In a sense, Big Blue's POWER7 CMOS now stands as the Last of the Credible x86 Alternatives.
HP and Intel continue to invest in IA64 (which is based on an EPIC architecture); Oracle has said most of the right things about SPARC (which has nonetheless been hemorrhaging relevance for half a decade or more); and other players (such as Fujitsu and Unisys Corp.) push their own proprietary CMOS flavors, but none can point to the kind of revenue performance (relative to sales of competitive, non-commodity platforms) that IBM can.
Adjusting for economic uncertainty -- and accepting IBM's explanation of a late-2009 and early-2010 depression in demand for both System p and System z hardware ahead of scheduled platform refreshes -- System z has been one of Big Blue's most reliable cash cows; System p, on the other hand, has grown its share of the (shrinking) Unix revenue base even as HP and Oracle have bled market share.
That being said, Big Blue's POWER-derived lines, like all platforms, took their lumps during the recent economic downturn. Sales of IBM's POWER-based lines (like other non-x86 systems) have likewise trailed sales of commodity systems in the recovery period, too. In terms of both sales and performance, however, IBM's POWER-derived System z and System p lines have the legs of EPIC- and SPARC-based hardware from HP and Sun.
Last week, for example, IBM trumpeted the record TPC performance of its new Power 795 behemoth, which handily surpassed competitive configurations from both HP and Oracle in the (aging) TPC-C metric.
Big Blue also published a comparison of the combined performance and energy efficiency of the new Power 795 versus its top-shelf predecessor, the Power 595. The POWER7-based 795 achieves four times the performance of the POWER6-based 595, IBM says.
A Bifurcated Strategy
Industry veteran Charles King, a principal with consultancy Pund-IT, thinks POWER7 will help IBM pad its position in the Unix server segment, where it enjoys a "comfortable" lead over competitors HP and Oracle.
On the Unix front, King cites both Big Blue's share of Unix market revenues (which has increased by 14 percent since 2005) and the number of customers (285) that IBM claims to have snagged from its Unix competitors in just the last quarter. "Both of these [values] suggest that businesses continue to be put off by IBM's distracted and/or underachieving competitors, a situation which is likely to continue or accelerate given the stellar performance of the new POWER7-based systems," King argues.

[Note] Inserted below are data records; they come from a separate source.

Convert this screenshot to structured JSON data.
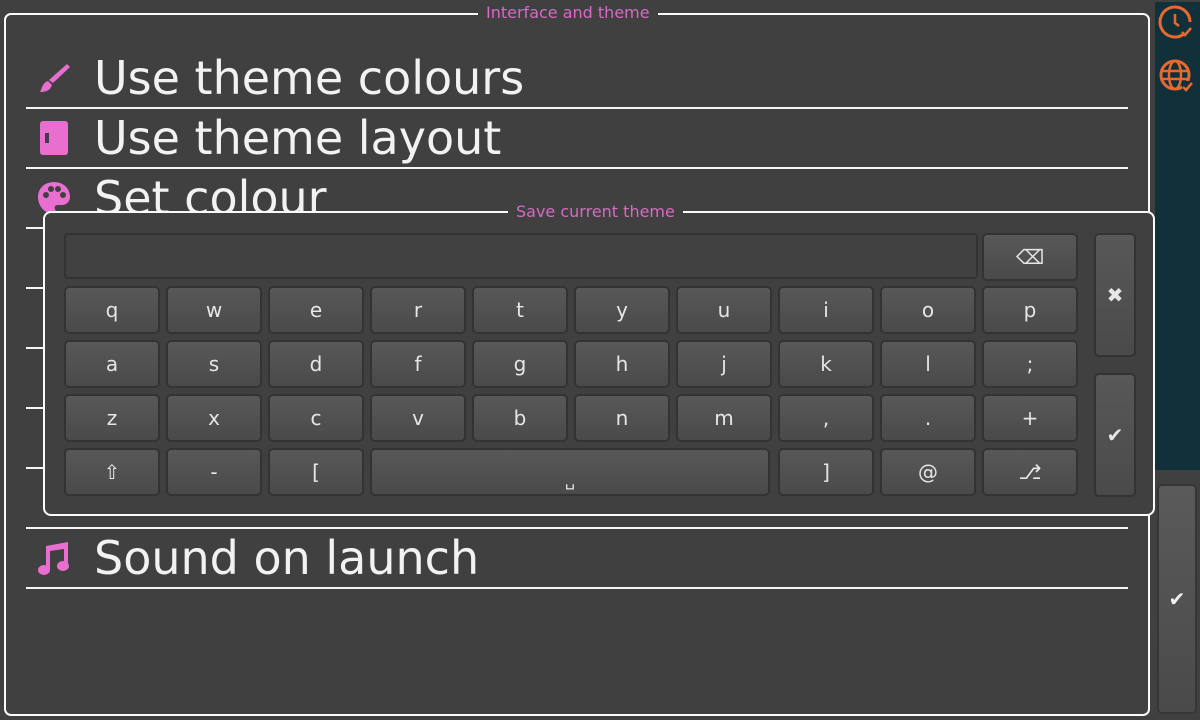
{
  "panel": {
    "title": "Interface and theme",
    "items": [
      {
        "label": "Use theme colours",
        "icon": "paintbrush-icon"
      },
      {
        "label": "Use theme layout",
        "icon": "layout-icon"
      },
      {
        "label": "Set colour",
        "icon": "palette-icon"
      },
      {
        "label": "",
        "icon": "hidden-icon"
      },
      {
        "label": "",
        "icon": "hidden-icon"
      },
      {
        "label": "",
        "icon": "hidden-icon"
      },
      {
        "label": "",
        "icon": "hidden-icon"
      },
      {
        "label": "",
        "icon": "hidden-icon"
      },
      {
        "label": "Sound on launch",
        "icon": "music-note-icon"
      }
    ]
  },
  "keyboard": {
    "title": "Save current theme",
    "input_value": "",
    "rows": [
      [
        "q",
        "w",
        "e",
        "r",
        "t",
        "y",
        "u",
        "i",
        "o",
        "p"
      ],
      [
        "a",
        "s",
        "d",
        "f",
        "g",
        "h",
        "j",
        "k",
        "l",
        ";"
      ],
      [
        "z",
        "x",
        "c",
        "v",
        "b",
        "n",
        "m",
        ",",
        ".",
        "+"
      ]
    ],
    "bottom_row": {
      "shift": "⇧",
      "dash": "-",
      "bracket_open": "[",
      "space": "␣",
      "bracket_close": "]",
      "at": "@",
      "layout": "⎇"
    },
    "backspace": "⌫",
    "cancel": "✖",
    "confirm": "✔"
  },
  "side": {
    "confirm": "✔",
    "accent": "#e8692f"
  },
  "colors": {
    "accent_pink": "#e86fd0",
    "title_pink": "#d66ac4",
    "background": "#404040",
    "sidebar_dark": "#11303a"
  }
}
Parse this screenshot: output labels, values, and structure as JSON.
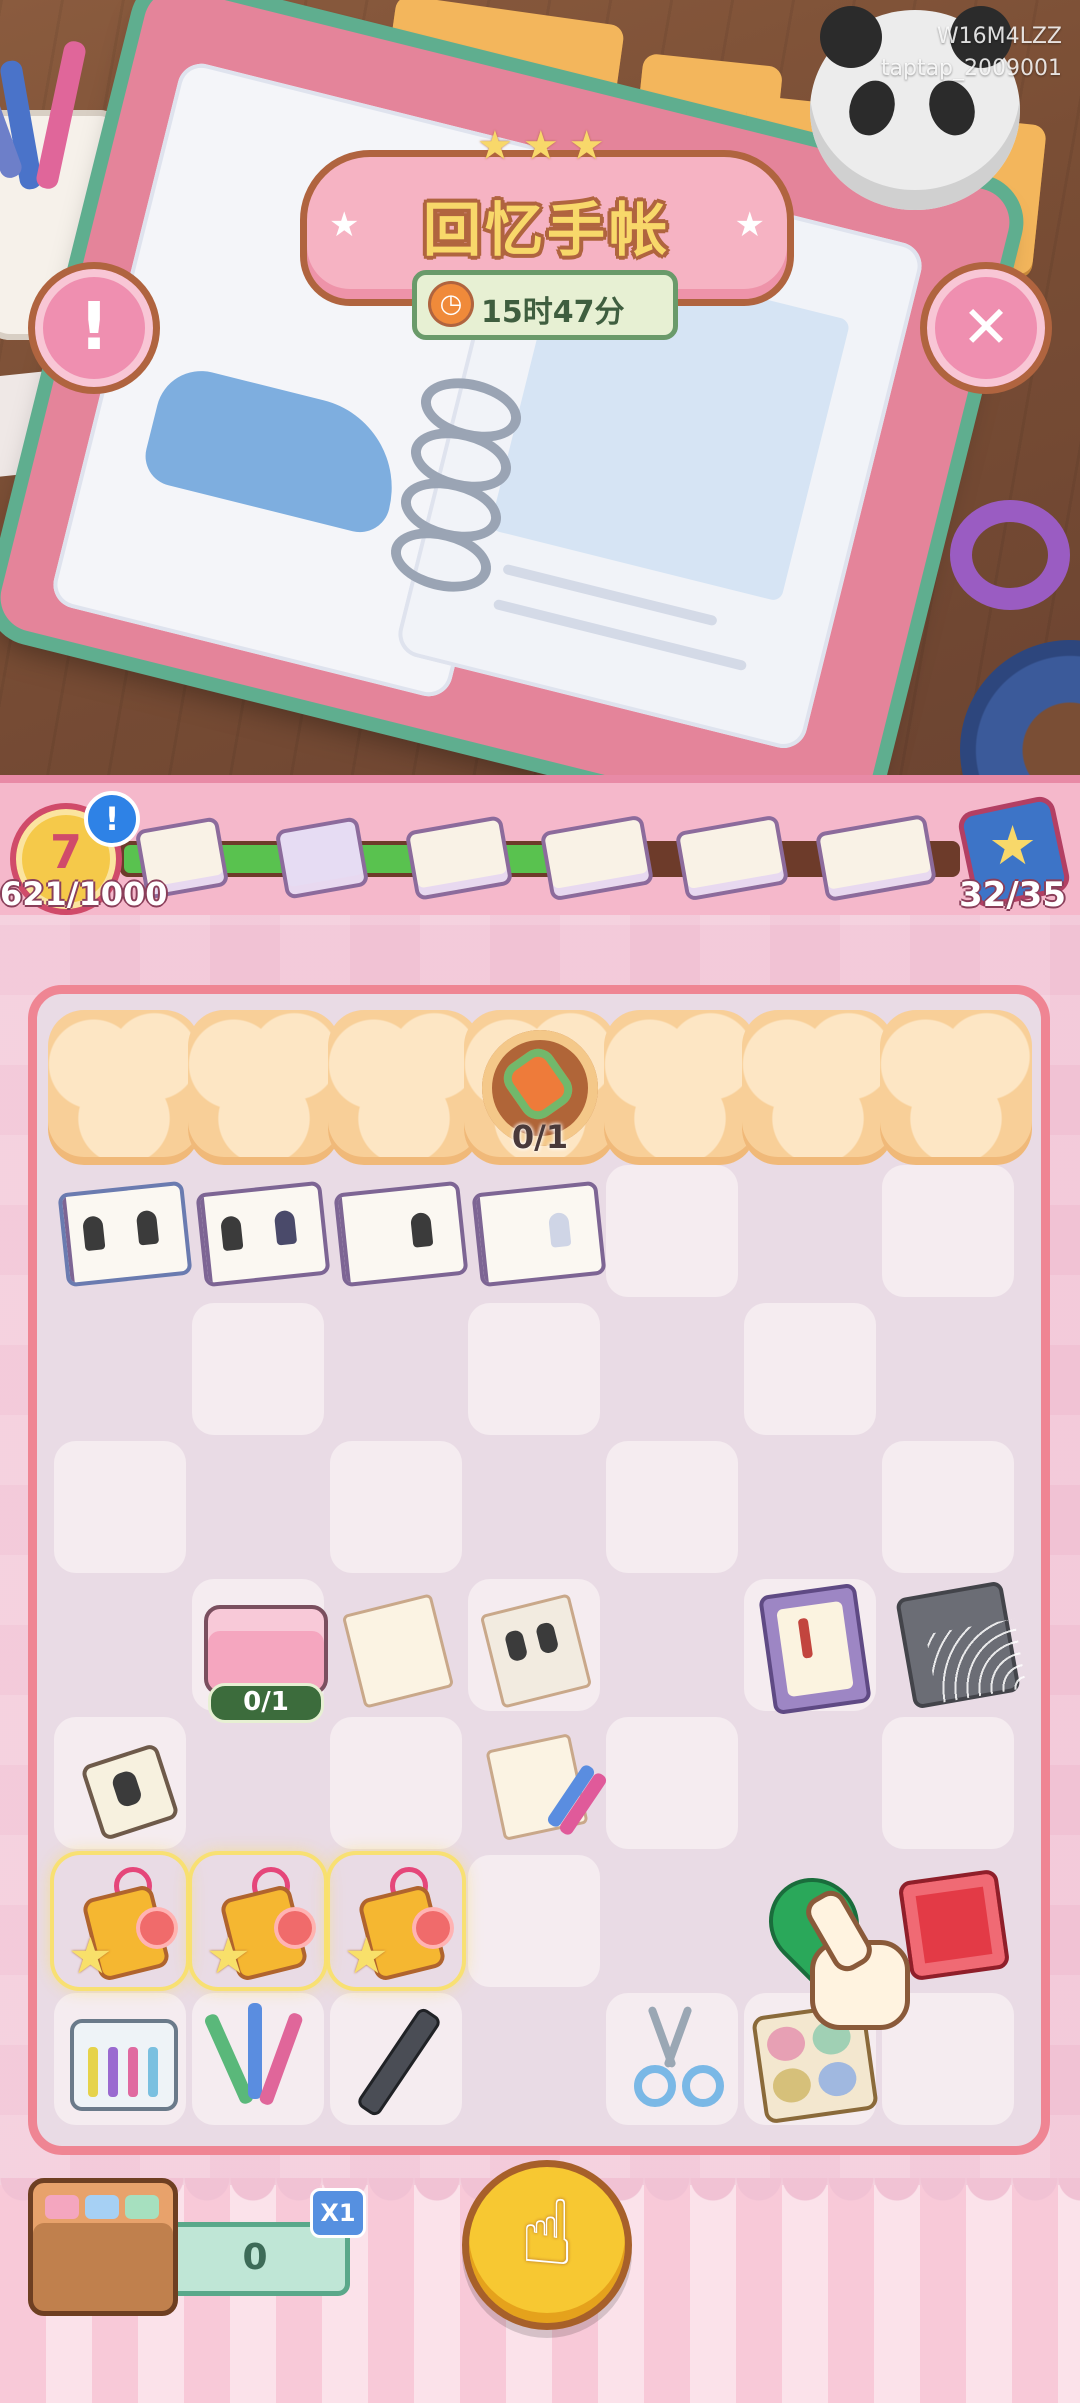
{
  "watermark": {
    "line1": "W16M4LZZ",
    "line2": "taptap_2009001"
  },
  "header": {
    "title": "回忆手帐",
    "timer": "15时47分",
    "timer_icon": "clock-icon",
    "info_button_glyph": "!",
    "close_button_glyph": "✕",
    "title_stars": "★★★"
  },
  "progress": {
    "level": "7",
    "alert_glyph": "!",
    "xp": "621/1000",
    "fraction": 0.62,
    "collection_count": "32/35"
  },
  "board": {
    "locked_count": "0/1",
    "chest_count": "0/1"
  },
  "bottom": {
    "counter": "0",
    "multiplier": "X1",
    "tap_glyph": "☝"
  },
  "colors": {
    "pink": "#f5b8cb",
    "accent_brown": "#b0643f",
    "track_green": "#59c24f",
    "board_border": "#ef8593"
  }
}
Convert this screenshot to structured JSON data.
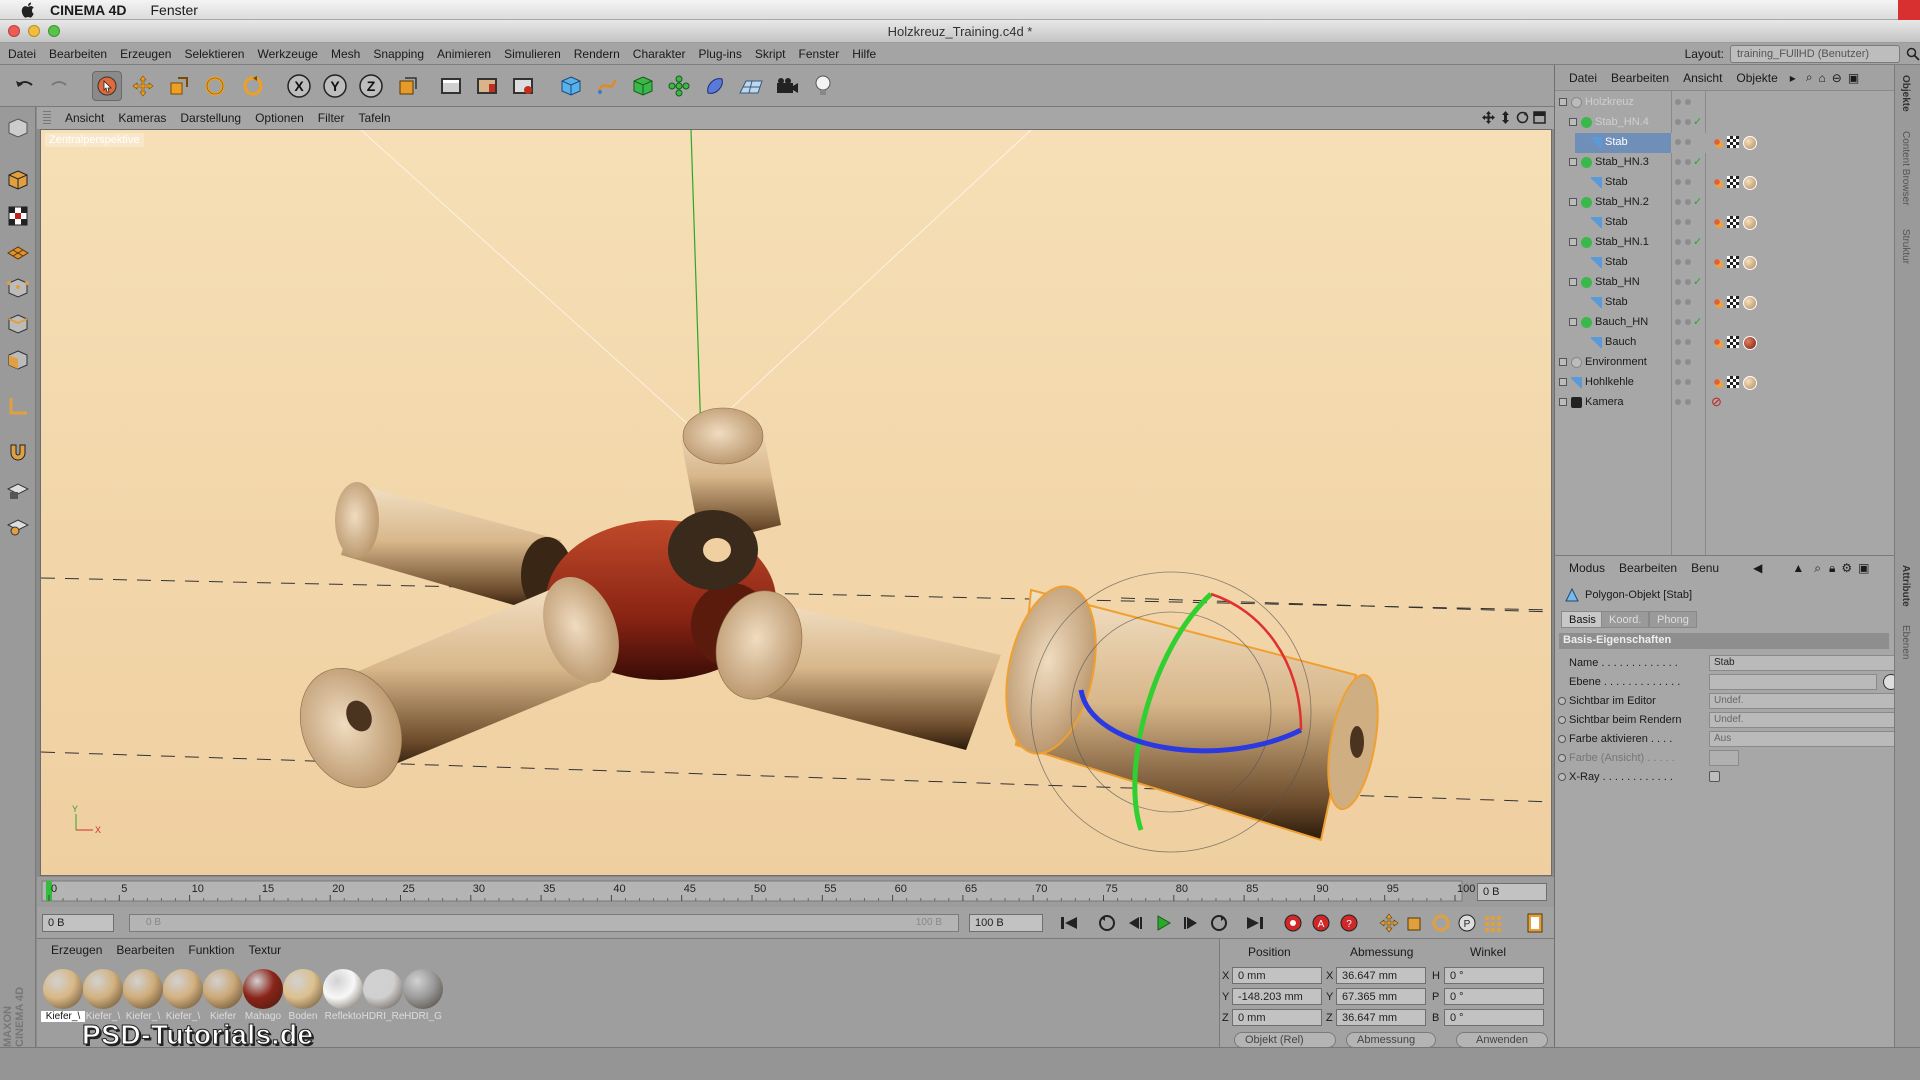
{
  "macmenu": {
    "app": "CINEMA 4D",
    "fenster": "Fenster"
  },
  "window": {
    "title": "Holzkreuz_Training.c4d *"
  },
  "appmenu": {
    "items": [
      "Datei",
      "Bearbeiten",
      "Erzeugen",
      "Selektieren",
      "Werkzeuge",
      "Mesh",
      "Snapping",
      "Animieren",
      "Simulieren",
      "Rendern",
      "Charakter",
      "Plug-ins",
      "Skript",
      "Fenster",
      "Hilfe"
    ],
    "layout_label": "Layout:",
    "layout_value": "training_FUllHD (Benutzer)"
  },
  "toolbar": {
    "x": "X",
    "y": "Y",
    "z": "Z"
  },
  "viewport": {
    "menu": [
      "Ansicht",
      "Kameras",
      "Darstellung",
      "Optionen",
      "Filter",
      "Tafeln"
    ],
    "camera_label": "Zentralperspektive",
    "axis_y": "Y",
    "axis_x": "X",
    "colors": {
      "background": "#f0d3a8",
      "wood_light": "#e7cba3",
      "wood_dark": "#3a2a1c",
      "mahogany": "#9a2c1c",
      "selection": "#f0a030"
    }
  },
  "timeline": {
    "ticks": [
      "0",
      "5",
      "10",
      "15",
      "20",
      "25",
      "30",
      "35",
      "40",
      "45",
      "50",
      "55",
      "60",
      "65",
      "70",
      "75",
      "80",
      "85",
      "90",
      "95",
      "100"
    ],
    "current_frame": "0 B",
    "start_field": "0 B",
    "range_start": "0 B",
    "range_end": "100 B",
    "end_field": "100 B"
  },
  "materials": {
    "menu": [
      "Erzeugen",
      "Bearbeiten",
      "Funktion",
      "Textur"
    ],
    "items": [
      {
        "label": "Kiefer_\\",
        "color": "#d8b886"
      },
      {
        "label": "Kiefer_\\",
        "color": "#d2b27f"
      },
      {
        "label": "Kiefer_\\",
        "color": "#cfad7b"
      },
      {
        "label": "Kiefer_\\",
        "color": "#d3b180"
      },
      {
        "label": "Kiefer",
        "color": "#cba877"
      },
      {
        "label": "Mahago",
        "color": "#8a2418"
      },
      {
        "label": "Boden",
        "color": "#dcc08e"
      },
      {
        "label": "Reflekto",
        "color": "#f8f8f8"
      },
      {
        "label": "HDRI_Re",
        "color": "#d0d0d0"
      },
      {
        "label": "HDRI_G",
        "color": "#9a9a9a"
      }
    ],
    "watermark": "PSD-Tutorials.de"
  },
  "coordinates": {
    "headers": [
      "Position",
      "Abmessung",
      "Winkel"
    ],
    "rows": [
      {
        "axis": "X",
        "pos": "0 mm",
        "size_axis": "X",
        "size": "36.647 mm",
        "rot_axis": "H",
        "rot": "0 °"
      },
      {
        "axis": "Y",
        "pos": "-148.203 mm",
        "size_axis": "Y",
        "size": "67.365 mm",
        "rot_axis": "P",
        "rot": "0 °"
      },
      {
        "axis": "Z",
        "pos": "0 mm",
        "size_axis": "Z",
        "size": "36.647 mm",
        "rot_axis": "B",
        "rot": "0 °"
      }
    ],
    "mode1": "Objekt (Rel)",
    "mode2": "Abmessung",
    "apply": "Anwenden"
  },
  "objects": {
    "menu": [
      "Datei",
      "Bearbeiten",
      "Ansicht",
      "Objekte"
    ],
    "tree": [
      {
        "name": "Holzkreuz",
        "indent": 0,
        "dim": true
      },
      {
        "name": "Stab_HN.4",
        "indent": 1,
        "dim": true
      },
      {
        "name": "Stab",
        "indent": 2,
        "selected": true
      },
      {
        "name": "Stab_HN.3",
        "indent": 1
      },
      {
        "name": "Stab",
        "indent": 2
      },
      {
        "name": "Stab_HN.2",
        "indent": 1
      },
      {
        "name": "Stab",
        "indent": 2
      },
      {
        "name": "Stab_HN.1",
        "indent": 1
      },
      {
        "name": "Stab",
        "indent": 2
      },
      {
        "name": "Stab_HN",
        "indent": 1
      },
      {
        "name": "Stab",
        "indent": 2
      },
      {
        "name": "Bauch_HN",
        "indent": 1
      },
      {
        "name": "Bauch",
        "indent": 2
      },
      {
        "name": "Environment",
        "indent": 0
      },
      {
        "name": "Hohlkehle",
        "indent": 0
      },
      {
        "name": "Kamera",
        "indent": 0
      }
    ]
  },
  "attributes": {
    "menu": [
      "Modus",
      "Bearbeiten",
      "Benu"
    ],
    "object_title": "Polygon-Objekt [Stab]",
    "tabs": [
      "Basis",
      "Koord.",
      "Phong"
    ],
    "section": "Basis-Eigenschaften",
    "rows": [
      {
        "label": "Name . . . . . . . . . . . . .",
        "value": "Stab"
      },
      {
        "label": "Ebene . . . . . . . . . . . . .",
        "value": ""
      },
      {
        "label": "Sichtbar im Editor",
        "value": "Undef."
      },
      {
        "label": "Sichtbar beim Rendern",
        "value": "Undef."
      },
      {
        "label": "Farbe aktivieren . . . .",
        "value": "Aus"
      },
      {
        "label": "Farbe (Ansicht) . . . . .",
        "value": ""
      },
      {
        "label": "X-Ray . . . . . . . . . . . .",
        "value": ""
      }
    ]
  },
  "sidetabs": [
    "Objekte",
    "Content Browser",
    "Struktur",
    "Attribute",
    "Ebenen"
  ],
  "maxon": "MAXON CINEMA 4D"
}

King is considerably less sanguine about POWER7's prospects in the commodity server segment, however. "The greatest challenge IBM's Power Systems face is coming from below, where robust, ever-evolving Intel- and AMD-based servers are pressing ever-upward," he continues. Because of this, he suggests, "the pickings for Power and other UNIX systems [will] become increasingly slim in the low- to mid-market."
One effective response to this trend is to do just what IBM has been doing -- i.e., double-down on its high-end RISC/Unix and mainframe expertise, even as it experiments with strategies to stem the bleeding in the low end.
"[I]t is no surprise that the new POWER7-based offerings present an essentially bifurcated focus; dropping a TPC performance bomb on HP and Oracle on the one hand while delivering attractively-priced and featured new midrange Express systems on the other," he points out.